Monday, September 17, 2012

Noffense Explained (Part 1 of 2)

I really feel for the Dodgers' Superman, Matt Kemp. Despite a late double yesterday (he was, of course, stranded) and a game-changing defensive play in the ninth inning on Saturday, Kemp is clearly struggling from the plate this month.

In prior years, one probably would have called this petulance or arrogance on Kemp's behalf. Now, I think we have a good enough understanding of Kemp's psyche (and amazing potential) that we have to guess he's playing hurt, too proud to say anything, but suffering through because he knows how much he means to this team.

But for those of you looking to quantitative measures, ESPN's Mark Simon breaks down the statistics to dissect Kemp's performance from the plate:

What has plagued Kemp most during this slump? Quite simply. Just about everything:

The slow stuff

Offspeed pitches are currently Kemp’s kryptonite.

Kemp has missed on 27 of his last 44 swings against offspeed pitches, a 61 percent miss rate that’s well out of line with a miss rate of 39 percent entering this skid.

Since returning on August 31 after three days off following an injury when he ran into the fence trying to make a play, Kemp has seen more changeups than any hitter in baseball. His last hit against one came on August 8.


Kemp has also had issues when he’s swung at pitches out of the strike zone. He’s made 25 outs on pitches thrown out of the strike zone without getting a hit.

His out-to-hit ratio on pitches out of the strike zone prior to these struggles was 3.2-to-1.

But Kemp is also missing pitches he typically drives. Since August 25, he’s hitting just .229 when an at-bat ends with a pitch in the strike zone.

That’s 158 points below what he’d established in the first four-and-three-quarter months of the season.

In fact, Kemp’s batting average against pitches in the strike zone is almost a near-match for his batting average against pitches out of the strike zone this season (.232) prior to when this slump began on August 26

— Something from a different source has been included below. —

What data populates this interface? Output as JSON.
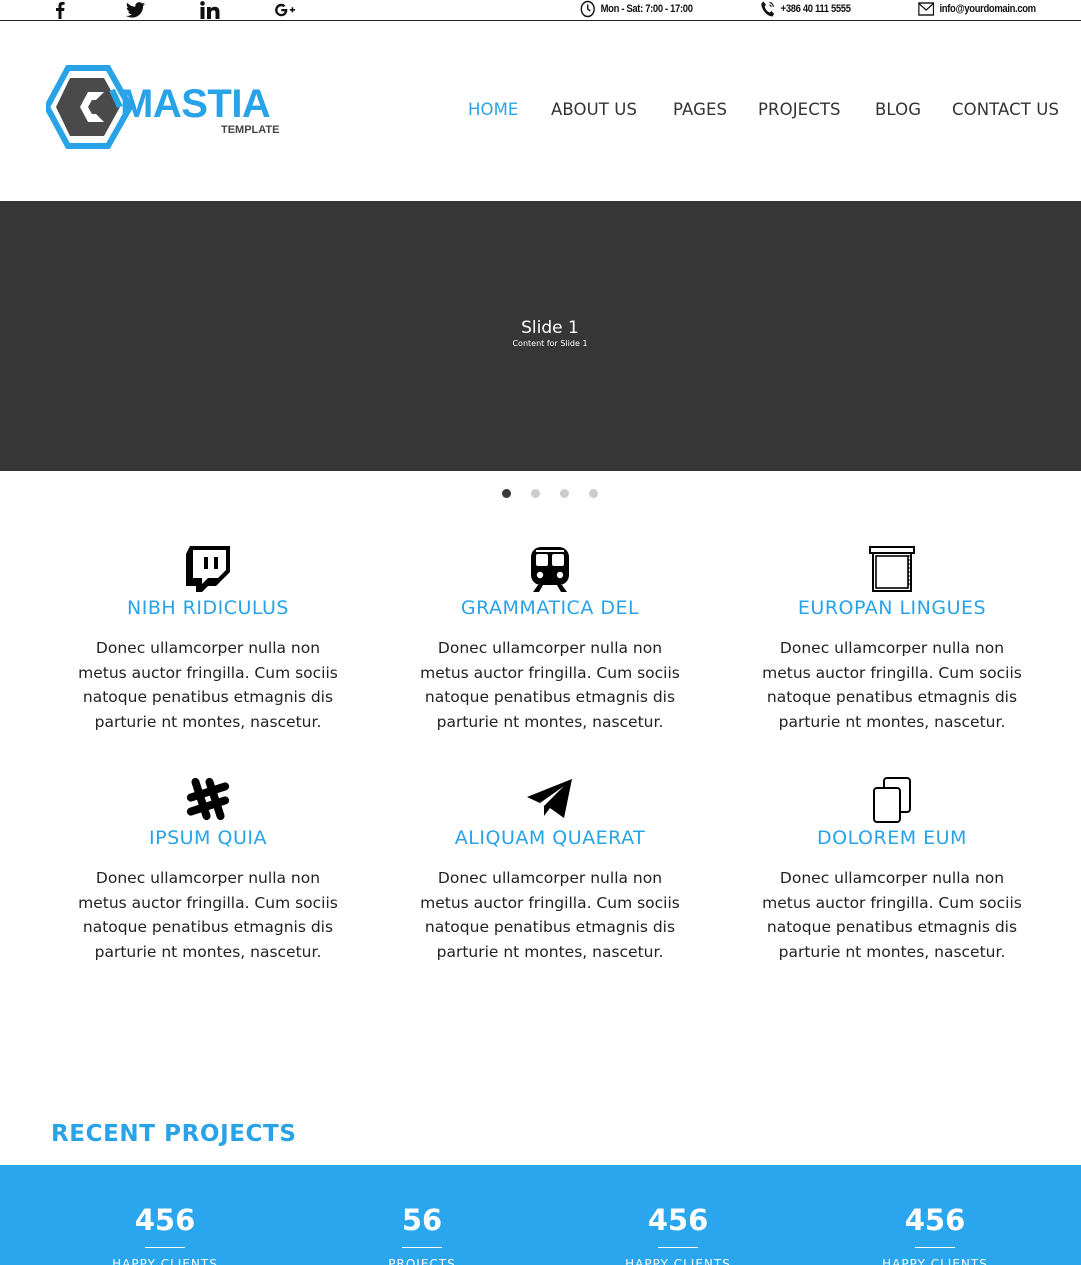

Inability to drive the ball

Kemp’s ground-ball rate has increased from 41 percent pre-slump to 49 percent since. That’s come at the expense of him hitting line drives. He was hitting them at a 21 percent rate, but that has since dipped to 15 percent over his last 60 at-bats.

Kemp is having a hard time with pitches on the outer-half of the plate, or just off the outside corner. His 10th-inning flyout against Fernando Salas made him 3-for-25 against such pitches since August 26. The image atop this article illustrates Kemp's difficulties at getting hits on pitches to that area.

I applaud Kemp's bravery soldiering through this, at a time when we're trying to backdoor into that second wildcard spot. But I've gotta think his inability to drive the ball (especially all the ground balls to third I seem to see most frequently) reflects the fact that there's just something fundamentally off for Kemp. Kemp means enough to this team that I'd rather shut him down now rather than risk him exacerbating any sort of lingering injury.

You don't have anything you need to prove to us in 2012, Matt. Just come back ready to rock in 2013!


Hideo Nomo said...

I also think this team has a problem with Nomentum, but that's harder to graph.